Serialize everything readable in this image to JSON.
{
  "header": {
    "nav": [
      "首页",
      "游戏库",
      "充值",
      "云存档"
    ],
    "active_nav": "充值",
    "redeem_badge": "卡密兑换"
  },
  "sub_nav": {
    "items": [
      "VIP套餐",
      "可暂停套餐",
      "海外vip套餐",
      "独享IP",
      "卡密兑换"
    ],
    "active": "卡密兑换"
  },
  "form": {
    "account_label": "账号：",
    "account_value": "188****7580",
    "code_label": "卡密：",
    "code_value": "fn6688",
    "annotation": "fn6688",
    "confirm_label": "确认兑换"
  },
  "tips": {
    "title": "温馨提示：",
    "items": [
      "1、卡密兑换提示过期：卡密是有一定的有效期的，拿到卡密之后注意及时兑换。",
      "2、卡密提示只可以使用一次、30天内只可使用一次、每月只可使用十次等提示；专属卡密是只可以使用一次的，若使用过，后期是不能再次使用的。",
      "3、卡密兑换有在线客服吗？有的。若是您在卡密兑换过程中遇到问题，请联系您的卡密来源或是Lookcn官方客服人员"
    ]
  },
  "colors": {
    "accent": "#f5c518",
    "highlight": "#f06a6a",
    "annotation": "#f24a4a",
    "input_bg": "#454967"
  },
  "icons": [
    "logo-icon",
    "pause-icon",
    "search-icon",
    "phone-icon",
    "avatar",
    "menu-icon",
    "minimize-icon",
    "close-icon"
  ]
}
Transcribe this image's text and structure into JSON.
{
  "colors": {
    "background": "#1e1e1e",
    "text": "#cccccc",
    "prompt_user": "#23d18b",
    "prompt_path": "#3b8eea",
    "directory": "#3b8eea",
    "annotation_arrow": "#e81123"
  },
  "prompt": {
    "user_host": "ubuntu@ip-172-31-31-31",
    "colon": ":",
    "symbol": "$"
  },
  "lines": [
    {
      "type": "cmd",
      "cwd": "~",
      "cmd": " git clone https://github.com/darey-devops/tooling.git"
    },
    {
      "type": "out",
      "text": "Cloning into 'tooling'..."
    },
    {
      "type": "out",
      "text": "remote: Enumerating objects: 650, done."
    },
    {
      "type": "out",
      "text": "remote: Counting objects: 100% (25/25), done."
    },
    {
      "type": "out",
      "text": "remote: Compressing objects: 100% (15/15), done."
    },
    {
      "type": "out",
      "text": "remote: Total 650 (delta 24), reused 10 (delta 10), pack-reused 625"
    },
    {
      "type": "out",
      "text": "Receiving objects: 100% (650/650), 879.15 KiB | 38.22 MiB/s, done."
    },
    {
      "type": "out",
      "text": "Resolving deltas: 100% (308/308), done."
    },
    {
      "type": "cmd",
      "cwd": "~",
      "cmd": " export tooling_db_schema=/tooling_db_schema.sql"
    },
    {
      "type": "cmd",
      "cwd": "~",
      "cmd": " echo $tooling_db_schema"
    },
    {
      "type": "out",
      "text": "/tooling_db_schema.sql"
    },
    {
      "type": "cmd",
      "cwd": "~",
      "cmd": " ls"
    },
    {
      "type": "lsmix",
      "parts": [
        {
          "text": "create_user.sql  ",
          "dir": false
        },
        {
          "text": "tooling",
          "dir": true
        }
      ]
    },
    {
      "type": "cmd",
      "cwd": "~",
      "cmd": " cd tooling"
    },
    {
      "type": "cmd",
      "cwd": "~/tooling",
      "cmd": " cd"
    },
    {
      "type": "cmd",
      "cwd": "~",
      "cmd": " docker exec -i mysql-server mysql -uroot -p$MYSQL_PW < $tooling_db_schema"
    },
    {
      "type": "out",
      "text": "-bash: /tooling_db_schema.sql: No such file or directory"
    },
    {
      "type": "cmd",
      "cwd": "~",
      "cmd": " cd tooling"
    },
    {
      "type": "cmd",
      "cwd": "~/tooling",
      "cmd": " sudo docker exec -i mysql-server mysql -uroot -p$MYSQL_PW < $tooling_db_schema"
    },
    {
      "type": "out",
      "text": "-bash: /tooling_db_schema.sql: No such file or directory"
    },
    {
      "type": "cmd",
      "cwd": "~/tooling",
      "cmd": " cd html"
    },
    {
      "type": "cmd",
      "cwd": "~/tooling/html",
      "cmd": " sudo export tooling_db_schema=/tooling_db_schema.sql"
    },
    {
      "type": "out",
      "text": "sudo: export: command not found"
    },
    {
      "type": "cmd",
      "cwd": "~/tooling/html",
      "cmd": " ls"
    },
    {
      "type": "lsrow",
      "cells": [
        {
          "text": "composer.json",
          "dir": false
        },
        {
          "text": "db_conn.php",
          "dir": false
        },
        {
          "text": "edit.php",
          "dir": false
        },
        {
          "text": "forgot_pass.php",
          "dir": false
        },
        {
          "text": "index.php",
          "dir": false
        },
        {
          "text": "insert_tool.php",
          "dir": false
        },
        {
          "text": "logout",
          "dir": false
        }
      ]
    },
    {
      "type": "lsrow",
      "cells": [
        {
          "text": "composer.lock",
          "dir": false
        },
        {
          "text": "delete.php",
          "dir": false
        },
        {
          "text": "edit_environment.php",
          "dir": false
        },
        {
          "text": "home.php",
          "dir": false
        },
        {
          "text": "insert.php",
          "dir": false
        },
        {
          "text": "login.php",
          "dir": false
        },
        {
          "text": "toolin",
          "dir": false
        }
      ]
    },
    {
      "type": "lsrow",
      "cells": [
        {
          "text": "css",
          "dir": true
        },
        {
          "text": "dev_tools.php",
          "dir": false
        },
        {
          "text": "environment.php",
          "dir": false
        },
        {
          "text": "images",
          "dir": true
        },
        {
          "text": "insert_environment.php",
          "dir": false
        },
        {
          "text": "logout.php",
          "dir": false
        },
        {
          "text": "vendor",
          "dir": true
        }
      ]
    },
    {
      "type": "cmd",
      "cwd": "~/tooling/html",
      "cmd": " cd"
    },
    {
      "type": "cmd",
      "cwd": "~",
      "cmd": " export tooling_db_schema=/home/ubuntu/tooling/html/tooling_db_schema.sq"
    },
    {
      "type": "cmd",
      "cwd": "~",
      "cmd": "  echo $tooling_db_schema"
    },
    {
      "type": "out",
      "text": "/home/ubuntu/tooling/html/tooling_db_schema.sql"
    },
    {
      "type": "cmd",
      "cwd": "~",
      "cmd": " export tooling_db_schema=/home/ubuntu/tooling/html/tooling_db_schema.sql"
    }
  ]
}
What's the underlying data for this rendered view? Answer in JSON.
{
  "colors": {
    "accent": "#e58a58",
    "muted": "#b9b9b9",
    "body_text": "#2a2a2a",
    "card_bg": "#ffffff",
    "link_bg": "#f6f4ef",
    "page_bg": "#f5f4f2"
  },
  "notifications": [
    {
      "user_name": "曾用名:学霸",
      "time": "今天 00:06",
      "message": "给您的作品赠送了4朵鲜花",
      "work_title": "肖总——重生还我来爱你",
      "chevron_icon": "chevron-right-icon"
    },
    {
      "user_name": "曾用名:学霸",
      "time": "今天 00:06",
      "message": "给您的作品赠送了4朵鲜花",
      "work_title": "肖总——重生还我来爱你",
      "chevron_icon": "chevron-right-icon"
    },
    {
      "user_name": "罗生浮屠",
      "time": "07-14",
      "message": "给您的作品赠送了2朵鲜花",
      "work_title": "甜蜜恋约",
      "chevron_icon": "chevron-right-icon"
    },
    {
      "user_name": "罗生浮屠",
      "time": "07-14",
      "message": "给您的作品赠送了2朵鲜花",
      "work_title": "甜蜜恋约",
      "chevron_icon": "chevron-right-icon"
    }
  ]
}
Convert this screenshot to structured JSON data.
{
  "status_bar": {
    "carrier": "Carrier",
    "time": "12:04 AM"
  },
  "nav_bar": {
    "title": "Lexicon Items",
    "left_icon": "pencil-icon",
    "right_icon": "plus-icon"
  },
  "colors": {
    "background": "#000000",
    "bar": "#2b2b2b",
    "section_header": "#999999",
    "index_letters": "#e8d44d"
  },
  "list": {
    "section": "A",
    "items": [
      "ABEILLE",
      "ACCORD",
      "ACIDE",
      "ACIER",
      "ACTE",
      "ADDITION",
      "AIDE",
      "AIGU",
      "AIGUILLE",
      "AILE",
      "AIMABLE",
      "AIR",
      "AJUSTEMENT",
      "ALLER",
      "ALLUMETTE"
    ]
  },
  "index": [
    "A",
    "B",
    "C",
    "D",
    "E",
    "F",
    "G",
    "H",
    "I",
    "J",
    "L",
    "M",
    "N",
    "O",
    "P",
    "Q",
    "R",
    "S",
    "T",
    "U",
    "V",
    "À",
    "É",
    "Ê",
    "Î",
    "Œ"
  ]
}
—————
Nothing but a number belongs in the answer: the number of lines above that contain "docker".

2